Or is this the beginning of an entirely new retail world – one that, across the globe, is turning increasingly virtual? According to Amitaabh Malhotra of Onmyway, international retailers who are prepared to not just survive, but succeed in the industry's future are those who are ready to get techy.
Bankrupt retailer Circuit City plans to relaunch a new website on Feb 15.
As augmented reality usage expands throughout the world, retailers are also looking to embrace virtual aisles as a way to maximize current physical store space. Grocery and convenience store retailers can make efficient use of shelf space by leveraging shoppers' mobile devices as platforms to display related products and expanded selection, simply by pointing one's smartphone at a desired item.
From an entertainment standpoint, AR has a promising future as a tool to draw in consumers to spend more time at shopping centers, according to the International Council of Shopping Centers.
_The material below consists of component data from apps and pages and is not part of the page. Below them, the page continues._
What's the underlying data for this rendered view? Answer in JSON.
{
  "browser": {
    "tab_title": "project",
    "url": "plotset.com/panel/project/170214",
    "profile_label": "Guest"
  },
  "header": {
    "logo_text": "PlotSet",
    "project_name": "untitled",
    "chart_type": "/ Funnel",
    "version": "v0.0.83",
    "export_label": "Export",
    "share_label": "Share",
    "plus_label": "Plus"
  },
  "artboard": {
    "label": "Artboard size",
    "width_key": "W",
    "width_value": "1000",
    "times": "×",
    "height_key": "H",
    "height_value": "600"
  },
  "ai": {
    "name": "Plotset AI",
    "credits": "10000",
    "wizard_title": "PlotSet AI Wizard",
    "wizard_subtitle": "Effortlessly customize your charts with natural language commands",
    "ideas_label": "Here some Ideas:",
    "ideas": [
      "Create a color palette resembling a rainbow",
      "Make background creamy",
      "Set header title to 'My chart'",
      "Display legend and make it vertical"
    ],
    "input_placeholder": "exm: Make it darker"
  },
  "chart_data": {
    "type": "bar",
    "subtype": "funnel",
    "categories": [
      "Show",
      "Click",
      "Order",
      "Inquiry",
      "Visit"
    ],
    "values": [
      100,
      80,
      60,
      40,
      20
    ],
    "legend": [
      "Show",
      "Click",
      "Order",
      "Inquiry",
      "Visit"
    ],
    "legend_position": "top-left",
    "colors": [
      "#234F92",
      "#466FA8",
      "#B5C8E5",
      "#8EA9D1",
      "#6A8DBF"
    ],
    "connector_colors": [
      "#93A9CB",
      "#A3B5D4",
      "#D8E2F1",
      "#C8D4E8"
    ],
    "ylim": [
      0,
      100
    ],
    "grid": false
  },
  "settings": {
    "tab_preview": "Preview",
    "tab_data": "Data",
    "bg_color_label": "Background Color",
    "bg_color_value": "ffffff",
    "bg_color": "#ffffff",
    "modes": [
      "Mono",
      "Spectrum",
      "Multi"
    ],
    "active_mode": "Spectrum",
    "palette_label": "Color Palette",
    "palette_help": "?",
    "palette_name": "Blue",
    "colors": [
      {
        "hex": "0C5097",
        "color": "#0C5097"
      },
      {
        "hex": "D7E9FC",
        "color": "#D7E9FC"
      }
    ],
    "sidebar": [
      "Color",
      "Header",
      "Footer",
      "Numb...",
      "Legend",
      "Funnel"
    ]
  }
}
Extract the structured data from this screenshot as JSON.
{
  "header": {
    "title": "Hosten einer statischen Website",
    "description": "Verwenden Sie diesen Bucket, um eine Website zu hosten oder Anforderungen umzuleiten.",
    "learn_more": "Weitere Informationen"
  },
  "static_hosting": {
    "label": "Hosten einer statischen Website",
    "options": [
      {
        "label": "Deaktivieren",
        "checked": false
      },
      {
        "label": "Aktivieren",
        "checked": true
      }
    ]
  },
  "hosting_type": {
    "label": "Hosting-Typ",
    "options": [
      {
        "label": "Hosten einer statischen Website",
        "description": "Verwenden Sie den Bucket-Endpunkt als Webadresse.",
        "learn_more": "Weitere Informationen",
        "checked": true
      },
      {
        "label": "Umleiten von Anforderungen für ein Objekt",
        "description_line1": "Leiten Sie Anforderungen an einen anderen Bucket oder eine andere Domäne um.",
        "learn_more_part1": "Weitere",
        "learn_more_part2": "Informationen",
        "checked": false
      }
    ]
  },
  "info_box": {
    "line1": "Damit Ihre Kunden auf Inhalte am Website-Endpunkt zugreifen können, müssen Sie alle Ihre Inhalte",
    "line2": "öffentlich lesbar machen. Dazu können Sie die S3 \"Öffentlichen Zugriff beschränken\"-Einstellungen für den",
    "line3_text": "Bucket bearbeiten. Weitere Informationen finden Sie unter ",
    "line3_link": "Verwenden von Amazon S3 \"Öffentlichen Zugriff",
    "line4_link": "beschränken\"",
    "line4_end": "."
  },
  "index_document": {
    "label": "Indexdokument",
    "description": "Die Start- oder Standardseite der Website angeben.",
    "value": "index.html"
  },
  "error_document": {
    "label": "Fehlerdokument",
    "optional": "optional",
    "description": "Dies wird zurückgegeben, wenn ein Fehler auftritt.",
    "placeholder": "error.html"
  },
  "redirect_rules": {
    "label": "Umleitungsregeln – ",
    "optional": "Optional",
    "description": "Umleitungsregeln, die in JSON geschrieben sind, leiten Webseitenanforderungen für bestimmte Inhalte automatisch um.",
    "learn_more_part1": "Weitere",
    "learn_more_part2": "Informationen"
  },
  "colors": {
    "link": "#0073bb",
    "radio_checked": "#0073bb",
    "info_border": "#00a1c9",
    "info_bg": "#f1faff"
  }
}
VR startup Dreamscape Immersive recently collaborated with Westfield Century City to launch a pop-up VR theater called Alien Zoo, which uses body-mapping technology to deliver a unique virtual experience on a space ship.
Watch a trailer for Alien Zoo below:
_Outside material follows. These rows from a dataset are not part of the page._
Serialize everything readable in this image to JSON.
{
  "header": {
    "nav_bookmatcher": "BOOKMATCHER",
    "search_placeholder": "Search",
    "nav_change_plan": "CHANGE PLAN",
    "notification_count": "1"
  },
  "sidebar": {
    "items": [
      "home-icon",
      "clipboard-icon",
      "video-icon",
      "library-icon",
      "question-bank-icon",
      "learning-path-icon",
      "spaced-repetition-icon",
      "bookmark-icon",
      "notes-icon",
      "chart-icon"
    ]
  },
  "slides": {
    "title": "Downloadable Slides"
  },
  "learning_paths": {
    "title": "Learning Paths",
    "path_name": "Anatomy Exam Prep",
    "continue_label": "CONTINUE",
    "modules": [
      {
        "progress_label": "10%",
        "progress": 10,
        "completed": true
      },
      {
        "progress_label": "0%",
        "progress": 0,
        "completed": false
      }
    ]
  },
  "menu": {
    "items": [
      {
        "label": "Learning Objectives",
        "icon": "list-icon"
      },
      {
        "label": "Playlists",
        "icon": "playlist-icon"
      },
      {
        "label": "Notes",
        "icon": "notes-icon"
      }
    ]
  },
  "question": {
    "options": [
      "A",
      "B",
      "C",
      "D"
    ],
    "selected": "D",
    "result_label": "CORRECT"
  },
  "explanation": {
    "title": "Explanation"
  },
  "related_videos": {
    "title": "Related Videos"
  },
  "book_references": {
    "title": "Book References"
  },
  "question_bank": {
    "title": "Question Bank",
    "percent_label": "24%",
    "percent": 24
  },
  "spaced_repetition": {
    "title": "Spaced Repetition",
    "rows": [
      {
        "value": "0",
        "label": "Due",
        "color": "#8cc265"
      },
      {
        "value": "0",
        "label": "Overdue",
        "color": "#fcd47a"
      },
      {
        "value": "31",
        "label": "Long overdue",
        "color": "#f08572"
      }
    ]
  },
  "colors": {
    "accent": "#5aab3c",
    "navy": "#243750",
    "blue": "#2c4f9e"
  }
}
The “gamification” of technology in stores doesn't end there. Banking on the rise of shopping trips with a twist, retailers are researching methods that would allow mobile devices to sync with a store's digital interface, leading consumers on treasure hunts that reward them in loyalty points, discount pricing or areas of product interest.
Since consumers are primarily occupied by the reality on their phones even when shopping in store, retailers are also prepared to offer a commerce experience which would transform mobile devices into concierges, assisting shoppers with everything from product recommendations to question resolution to seamless self-checkout.
Eventually, international retail will be an industry driven by the technology of the future. But fear not, proponents of physical space – all of those virtual and digital demonstrations have to be displayed somehow. And when they are, the brick-and-mortar champions of the past will remain standing tall, bringing the past and the future together in true retail renaissance.
“Brick and mortar will never go away because brick and mortar is the essence of retail,” Microsoft head of global retailing Greg Jones stated during January's National Retail Federation conference. “But what does need to change is the fabric, or certainly the model….It's not just a destination to buy, it becomes more of a showroom.”